Chiefs of Signal
Brigadier General George P. Scriven
1913 - 1917
When President Wilson ordered U.S. troops mobilized in the 1916 preparations for World War I, Chief Signal Officer BG George P. Scriven, with almost 40 years of service, was nearing the mandatory retirement age of 64. Still a vigorous man, Scriven's twenty-two years in the Signal Corps included acting as Chief Signal Officer of the American force in the China Relief Expedition (1900).
Advances in communications technology picked up momentum as Scriven physically expanded the Signal Corps. The word radio appeared for the first time in the American press. Heretofore, it was called wireless.
The telephone was a proven communications device, but a 1916 long distance demonstration astounded the Army's Chief of Staff General Scott when he talked directly to General Pershing in Texas.
World War I proved to be a turning point for the Signal Corps. It changed from a small band of individual experimenters into a large corporate organization, owing largely to the influx of civilians from the commercial communications industry.

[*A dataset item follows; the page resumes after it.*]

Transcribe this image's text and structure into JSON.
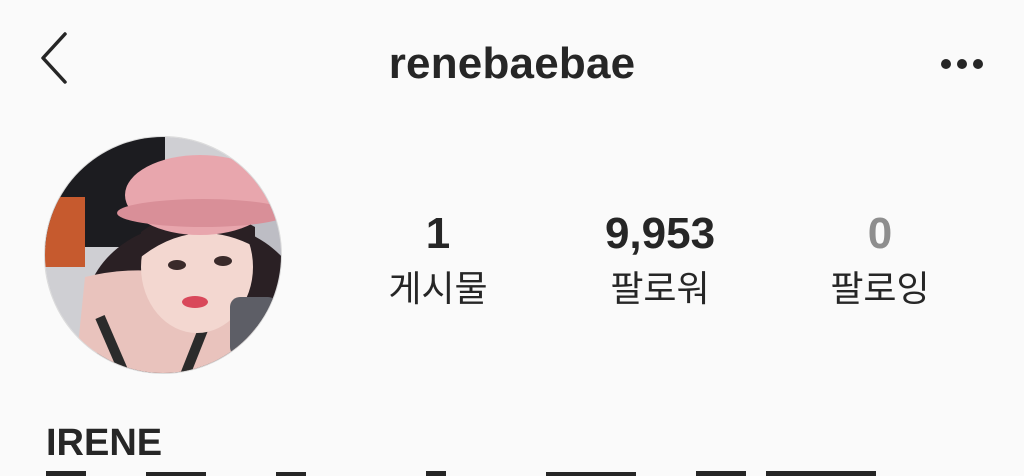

Fortunately for the Corps, Scriven sent LTC George O. Squier, as military attaché, to London where he observed Allied technology and prepared to replace Scriven as the first head of the Signal Corps with an earned Ph.D. in applied science.